“Metagame” will also be the subtitle of The Smash Brothers sequel. I feel like I’m small-time enough to avoid stepping on Samox’s toes, though.
I used the word in reference to these other things, but also to symbolize I had finally figured out the maze metaphor. You know, with the minotaur and all that. Yeah.
Why is this a postmortem? Is the blog over already?
No no. I just have a bad habit of starting with a word that isn’t quite right and then figuring out a reason to go with it anyway.
But I do want to address the main shortcoming of my essay, which is that not many people have read it.
As of now, the essay has received an average of 40 views across all four parts. The most visitors my site got was 41 on Friday. Each part was posted to Facebook, Twitter, Tumblr, and Instagram, with some parts getting double-posted to try and bring in more readers. That said I expected most of my engagement to come from Facebook, and I was right, but I underestimated the degree to which Facebook sucks at showing stuff to my friends. Considering I do this for a living (sort of), I should have known better.
The problem is organic reach on Facebook is all but dead. I talk about “reach” as a measure of how many people saw my blog posts in their newsfeed. Basically, Facebook hasn’t been showing you everything that every one of your friends posts for a while, at least as long as they’ve been doing the whole “Top Stories” bullshit. Instead it relies on an algorithm to show you what it thinks you want to see based on a frightening amount of data Facebook has on you, data you agree to provide in the user agreement you checked when signing up.
So organic reach is dead, which is to say unpaid reach is dead. Facebook makes big bucks off of business paying to put their posts and content onto your newsfeed, and they can even target you specifically, again based on your metadata. This is clearly a bigger deal for businesses and people who are running any kind of Facebook page, but it’s true for the average user, too.
I have more than five hundred friends on Facebook, yet my blog series peaked last week at 13 likes on Part Four. Based on the data I can see, I’m not convinced more than thirty people have read “Subjunctivitis” yet. Of that handful, almost all of them already knew what was in the pot at the end of the rainbow.
Of course I don’t entirely blame Facebook. My strategy of posting around lunch time didn’t pay off in spite of what I thought I knew about social media habits. There are also risks in this day and age when counting on anyone to read anything. It took me nine-thousand words to say two important ones, but a big part of the scheme relied on word of mouth to carry those two words farther than all the rest.
And just posting a basic Facebook status saying “I’m gay” wouldn’t have worked either. My generation invented the whole thing where you screw with someone who left their Facebook open and unattended. Simple declarations don’t have as much credibility as they used to.
In sum I certainly don’t regret taking the time to write out such a big essay.
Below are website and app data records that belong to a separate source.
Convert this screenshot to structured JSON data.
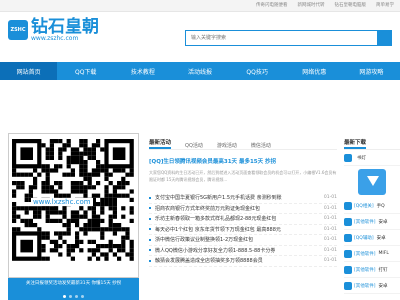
{
  "top_links": [
    "传奇闪电随便看",
    "新网城时代转",
    "钻石皇朝电脑版",
    "简单易学"
  ],
  "logo": {
    "badge": "ZSHC",
    "name": "钻石皇朝",
    "url": "www.zszhc.com"
  },
  "search": {
    "placeholder": "输入关键字搜索"
  },
  "nav": [
    "网站首页",
    "QQ下载",
    "技术教程",
    "活动线报",
    "QQ技巧",
    "网络优惠",
    "网游攻略"
  ],
  "qr": {
    "url_text": "www.lxzshc.com",
    "caption": "关注日报领奖活动发奖最新31天 你懂15天 抄拐"
  },
  "news": {
    "tabs": [
      "最新活动",
      "QQ活动",
      "游戏活动",
      "微信活动"
    ],
    "headline": "[QQ]生日领腾讯视频会员最高31天 最多15天 抄拐",
    "summary": "大家您QQ资料的生日活动已开，然后到就进入活动页面查看领取会员的机会可以打开，小编根V1.6会员有限证时都 15天的腾讯视频会员，腾讯视频...",
    "items": [
      {
        "title": "支付宝中国华夏银行5G新用户1.5元手机话费 亲测秒到账",
        "date": "01-01"
      },
      {
        "title": "招商农商银行方式年终奖前万元购证免现金红包",
        "date": "01-01"
      },
      {
        "title": "乐坊主新春领取一箱多款式样礼品都现2-88元现金红包",
        "date": "01-01"
      },
      {
        "title": "每天必中1个红包 京东年货节领下万现金红包 最高888元",
        "date": "01-01"
      },
      {
        "title": "浙中微信行政策议业制整换领1-2万现金红包",
        "date": "01-01"
      },
      {
        "title": "微人QQ微信小游戏分享好友全力领1-888.5-88卡分券",
        "date": "01-01"
      },
      {
        "title": "触猜会发展腾盖造成全店领抽奖多万领8888会员",
        "date": "01-01"
      }
    ]
  },
  "downloads": {
    "title": "最新下载",
    "items": [
      {
        "badge": "",
        "name": "书灯"
      },
      {
        "badge": "[QQ相关]",
        "name": "手Q"
      },
      {
        "badge": "[其他软件]",
        "name": "安卓"
      },
      {
        "badge": "[QQ辅助]",
        "name": "安卓"
      },
      {
        "badge": "[其他软件]",
        "name": "MIFL"
      },
      {
        "badge": "[其他软件]",
        "name": "打钉"
      },
      {
        "badge": "[其他软件]",
        "name": "安卓"
      }
    ]
  },
  "colors": {
    "accent": "#1a8fd9",
    "nav_active": "#0c6fb8"
  }
}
I had a lot more to say than maybe I’ve just suggested, and I think that shows in the words. I guess my point is sharing is caring. If I haven’t heard from you yet, I would love to.
Guess this ended up pretty fluffy anyway.